As a charter school supporter, I've watched with dismay as a once-renowned area charter school network, Cesar Chavez, has spiraled into disorder, scandal and disappointment for parents, students and teachers. It's too early to say exactly what went wrong. I hope some enterprising local journalist takes the time to tell the story in full. It appears there were problems in the network's upper ranks, which have now cast shadows over everyone below.
But the disappointment of parents and students, along with independent efforts to salvage some elements of the network, indicate that the schools still have strong support among customers, despite problems at the top.
The silver lining to every story of a charter school failure is that these schools are allowed to fail -- that they are held accountable for poor performance, unlike most conventional schools, that blithely carry on, in perpetuity, even when they aren't performing up to par. Such failures are rare. But they do occur. And that's okay. For every charter school that flounders and fails, three or four or five are flourishing. On balance, these school are still serving students well, as a mountain of new evidence shows, and despite what some blinkered critics say.

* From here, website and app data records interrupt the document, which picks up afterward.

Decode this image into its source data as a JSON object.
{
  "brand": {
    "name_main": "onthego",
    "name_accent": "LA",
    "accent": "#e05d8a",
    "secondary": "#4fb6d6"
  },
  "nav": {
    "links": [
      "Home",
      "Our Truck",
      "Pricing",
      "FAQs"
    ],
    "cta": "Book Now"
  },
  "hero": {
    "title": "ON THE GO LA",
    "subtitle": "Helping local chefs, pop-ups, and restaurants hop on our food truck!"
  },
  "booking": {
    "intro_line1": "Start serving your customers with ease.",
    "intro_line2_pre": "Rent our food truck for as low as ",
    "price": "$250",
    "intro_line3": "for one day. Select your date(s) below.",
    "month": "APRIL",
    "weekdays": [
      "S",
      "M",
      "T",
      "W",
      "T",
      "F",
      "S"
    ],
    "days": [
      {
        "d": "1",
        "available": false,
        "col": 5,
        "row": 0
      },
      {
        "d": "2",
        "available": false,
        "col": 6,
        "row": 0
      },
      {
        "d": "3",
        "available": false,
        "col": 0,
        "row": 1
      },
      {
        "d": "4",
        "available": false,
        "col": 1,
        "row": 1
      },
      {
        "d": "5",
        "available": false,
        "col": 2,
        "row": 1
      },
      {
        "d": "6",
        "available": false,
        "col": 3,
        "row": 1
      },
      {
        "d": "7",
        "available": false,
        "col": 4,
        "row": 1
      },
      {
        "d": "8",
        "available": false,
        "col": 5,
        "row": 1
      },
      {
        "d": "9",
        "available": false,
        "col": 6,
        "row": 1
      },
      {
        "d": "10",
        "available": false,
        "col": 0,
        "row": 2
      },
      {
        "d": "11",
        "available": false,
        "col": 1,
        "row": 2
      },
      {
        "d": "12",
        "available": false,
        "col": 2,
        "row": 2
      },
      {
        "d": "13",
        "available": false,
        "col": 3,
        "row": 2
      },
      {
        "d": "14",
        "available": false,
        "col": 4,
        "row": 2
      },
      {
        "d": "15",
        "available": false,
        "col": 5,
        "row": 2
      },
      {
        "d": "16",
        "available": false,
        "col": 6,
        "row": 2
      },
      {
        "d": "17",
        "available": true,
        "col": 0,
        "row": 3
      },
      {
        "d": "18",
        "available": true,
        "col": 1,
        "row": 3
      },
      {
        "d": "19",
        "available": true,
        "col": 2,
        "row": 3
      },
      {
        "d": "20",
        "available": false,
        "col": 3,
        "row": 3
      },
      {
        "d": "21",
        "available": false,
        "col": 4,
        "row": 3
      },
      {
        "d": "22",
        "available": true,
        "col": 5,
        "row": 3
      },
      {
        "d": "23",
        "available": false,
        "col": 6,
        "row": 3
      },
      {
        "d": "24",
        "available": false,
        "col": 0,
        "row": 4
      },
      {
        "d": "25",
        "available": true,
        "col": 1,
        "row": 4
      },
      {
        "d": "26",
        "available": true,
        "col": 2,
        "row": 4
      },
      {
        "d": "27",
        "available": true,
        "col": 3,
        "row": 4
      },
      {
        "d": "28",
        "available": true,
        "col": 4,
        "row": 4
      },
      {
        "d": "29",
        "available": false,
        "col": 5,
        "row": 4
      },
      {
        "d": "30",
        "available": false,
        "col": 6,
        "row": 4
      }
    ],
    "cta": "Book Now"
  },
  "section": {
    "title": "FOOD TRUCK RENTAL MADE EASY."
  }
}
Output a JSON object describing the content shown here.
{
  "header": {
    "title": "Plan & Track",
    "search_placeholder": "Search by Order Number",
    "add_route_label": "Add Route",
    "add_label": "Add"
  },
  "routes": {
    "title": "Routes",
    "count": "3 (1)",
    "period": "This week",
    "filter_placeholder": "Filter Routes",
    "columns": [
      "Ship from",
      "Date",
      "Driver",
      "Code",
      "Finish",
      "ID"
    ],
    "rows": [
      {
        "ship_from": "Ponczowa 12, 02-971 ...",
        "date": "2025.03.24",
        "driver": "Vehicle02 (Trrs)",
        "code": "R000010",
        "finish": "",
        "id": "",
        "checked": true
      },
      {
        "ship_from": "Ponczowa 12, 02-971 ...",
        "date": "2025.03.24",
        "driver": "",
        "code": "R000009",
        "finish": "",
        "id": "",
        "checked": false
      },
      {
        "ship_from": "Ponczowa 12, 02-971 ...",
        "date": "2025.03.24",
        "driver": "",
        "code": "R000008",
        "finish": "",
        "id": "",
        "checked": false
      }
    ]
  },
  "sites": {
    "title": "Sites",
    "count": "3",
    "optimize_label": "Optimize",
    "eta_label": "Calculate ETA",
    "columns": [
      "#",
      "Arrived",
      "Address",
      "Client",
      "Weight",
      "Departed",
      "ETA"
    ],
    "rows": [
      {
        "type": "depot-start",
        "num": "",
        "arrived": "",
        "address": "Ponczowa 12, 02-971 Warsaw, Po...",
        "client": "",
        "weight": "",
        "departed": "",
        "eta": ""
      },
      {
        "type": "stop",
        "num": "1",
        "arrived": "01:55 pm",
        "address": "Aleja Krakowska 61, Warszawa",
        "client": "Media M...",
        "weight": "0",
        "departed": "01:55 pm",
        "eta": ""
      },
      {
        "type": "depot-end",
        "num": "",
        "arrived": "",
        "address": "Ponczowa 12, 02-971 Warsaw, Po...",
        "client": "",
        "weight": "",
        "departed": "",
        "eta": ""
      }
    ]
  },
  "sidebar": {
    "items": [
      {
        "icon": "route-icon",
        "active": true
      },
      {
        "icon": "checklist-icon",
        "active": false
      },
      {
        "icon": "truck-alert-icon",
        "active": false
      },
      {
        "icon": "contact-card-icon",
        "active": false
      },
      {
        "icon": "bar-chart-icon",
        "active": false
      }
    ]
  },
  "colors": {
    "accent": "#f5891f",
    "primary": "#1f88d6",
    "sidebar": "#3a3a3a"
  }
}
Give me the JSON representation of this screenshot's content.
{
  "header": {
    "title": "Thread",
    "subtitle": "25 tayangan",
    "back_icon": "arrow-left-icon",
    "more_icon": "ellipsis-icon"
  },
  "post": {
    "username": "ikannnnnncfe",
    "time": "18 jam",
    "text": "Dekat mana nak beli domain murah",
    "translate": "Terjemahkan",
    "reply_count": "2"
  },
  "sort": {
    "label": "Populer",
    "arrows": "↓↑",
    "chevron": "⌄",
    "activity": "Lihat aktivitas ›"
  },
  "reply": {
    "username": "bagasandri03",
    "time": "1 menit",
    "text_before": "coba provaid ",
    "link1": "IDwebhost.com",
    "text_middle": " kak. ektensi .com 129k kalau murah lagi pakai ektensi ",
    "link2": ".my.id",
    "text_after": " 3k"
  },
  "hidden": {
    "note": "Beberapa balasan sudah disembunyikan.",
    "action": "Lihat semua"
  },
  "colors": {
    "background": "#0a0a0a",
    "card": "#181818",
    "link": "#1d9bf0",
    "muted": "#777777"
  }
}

For charter schools, failure is an option. Maybe that's why so many succeed.